4. Tape this paper up some where that you will see it several times a day.

5. Set a reminder in your cell phone that shows you how much debt you have and goes off once everyday.

6. If the interest rates on your credit cards are all fairly close (within 5% of each other) you will be paying off the card with the highest interest first. If you have a card that has interest much higher you will be paying that one off first. (Look for an article soon on how to lower your card's interest rate) Use a loan calculator to determine how much you should pay each month and how long it is going to take you to pay off the card. To use this, first put in how much money you owe on the card, and then what interest rate you are paying. For the term, it really depends on how much you owe and how much you make each month. You should use half of your pay each month to pay this card off, so play around with the term to figure out how much you need to pay each month and how long it is going to take.

7. Now, what should you do with the other cards while you pay that one off? You of course still have to pay money to them each month, but how much? I would say pay the minimum plus at least $15. If you can't afford to pay more than the minimum, then don't! Do not get behind on payments however, this will destroy your credit rating.

8. Once the first card is paid off, repeat steps 6 and 7 until all of your debt is paid off!

You should be able to get yourself completely debt free in less than 5 years. Yes I realize that 5 years seems like forever, and it isn't worth it to get out of debt if it is going to take 5 years, but either you start towards getting out of debt today or you will be in debt forever.

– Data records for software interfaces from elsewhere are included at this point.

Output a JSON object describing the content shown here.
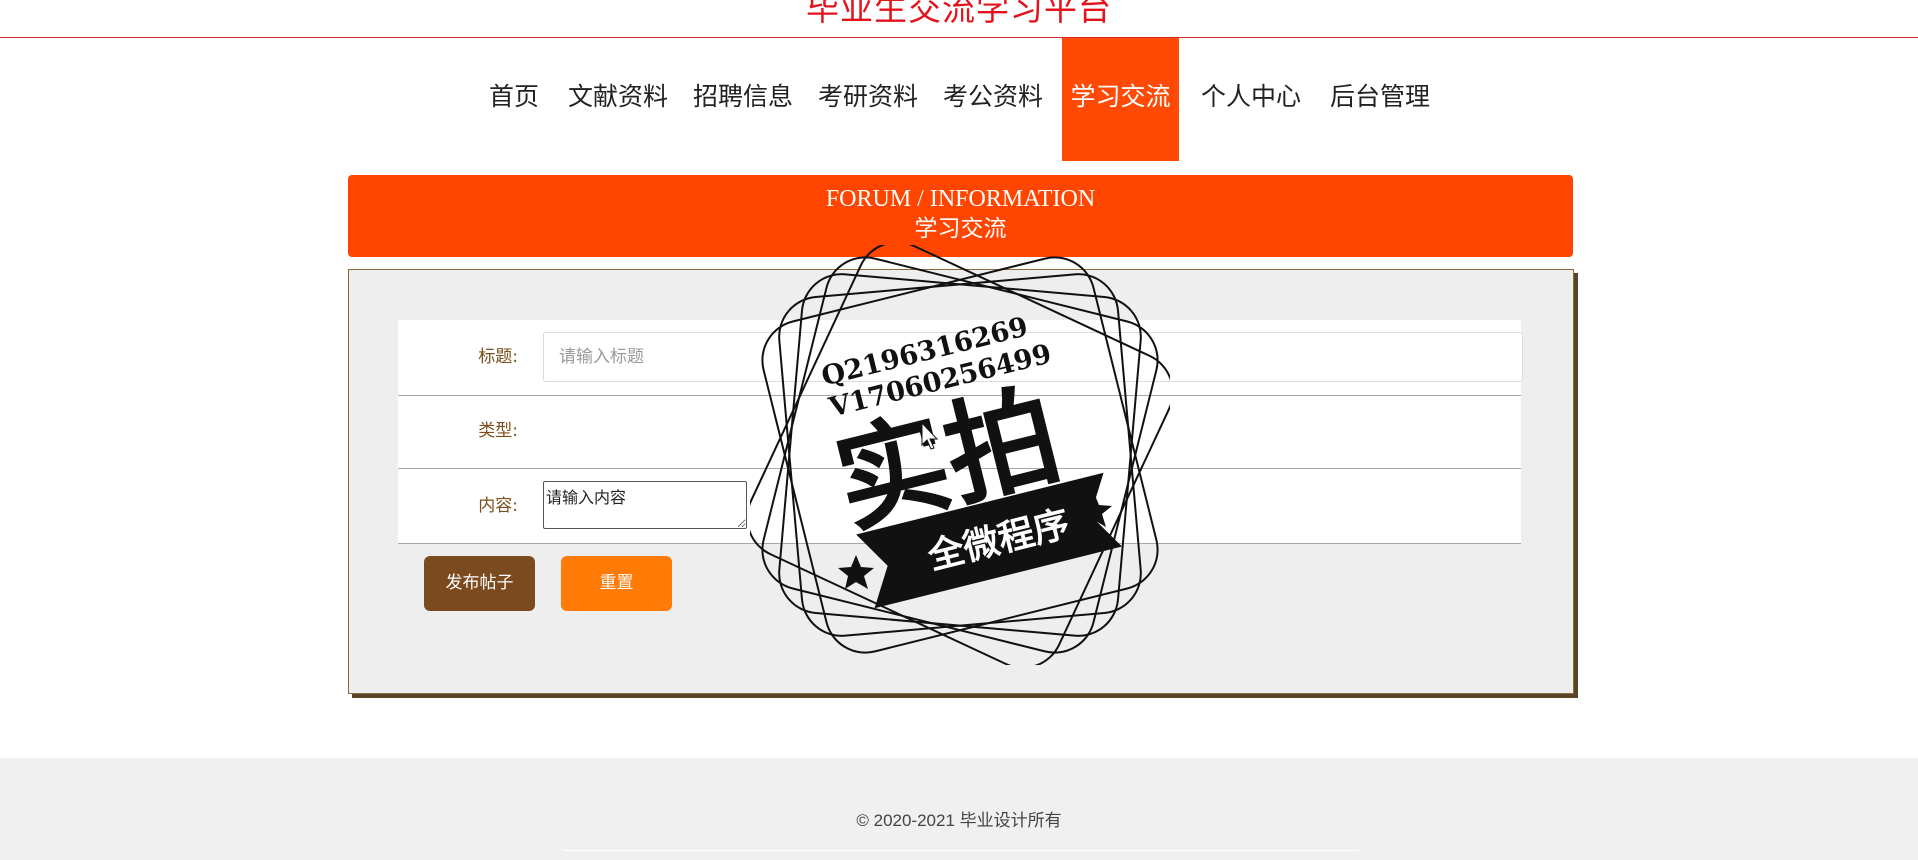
{
  "header": {
    "site_title": "毕业生交流学习平台"
  },
  "nav": {
    "items": [
      {
        "label": "首页"
      },
      {
        "label": "文献资料"
      },
      {
        "label": "招聘信息"
      },
      {
        "label": "考研资料"
      },
      {
        "label": "考公资料"
      },
      {
        "label": "学习交流"
      },
      {
        "label": "个人中心"
      },
      {
        "label": "后台管理"
      }
    ],
    "active": "学习交流",
    "active_color": "#ff4a06"
  },
  "banner": {
    "english": "FORUM / INFORMATION",
    "chinese": "学习交流",
    "color": "#ff4500"
  },
  "form": {
    "title_label": "标题:",
    "title_placeholder": "请输入标题",
    "title_value": "",
    "type_label": "类型:",
    "type_value": "",
    "content_label": "内容:",
    "content_placeholder": "请输入内容",
    "submit_label": "发布帖子",
    "reset_label": "重置",
    "submit_color": "#7b4a1e",
    "reset_color": "#ff7a07"
  },
  "watermark": {
    "qq": "Q2196316269",
    "wechat": "V17060256499",
    "main_text": "实拍",
    "ribbon_text": "全微程序"
  },
  "footer": {
    "copyright": "© 2020-2021 毕业设计所有"
  }
}
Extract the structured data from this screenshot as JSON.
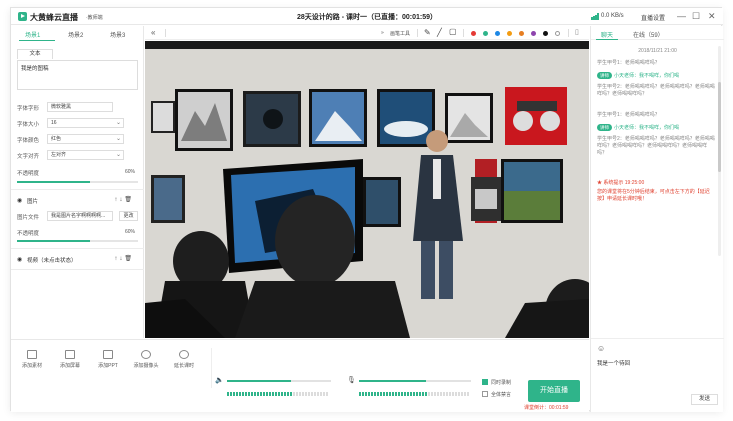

Make sure you update the "how much you owe" sign that you have posted each month so that you can visibly see you are getting out of debt. If you don't know how much you owe, you will never get out of debt.

Take action today!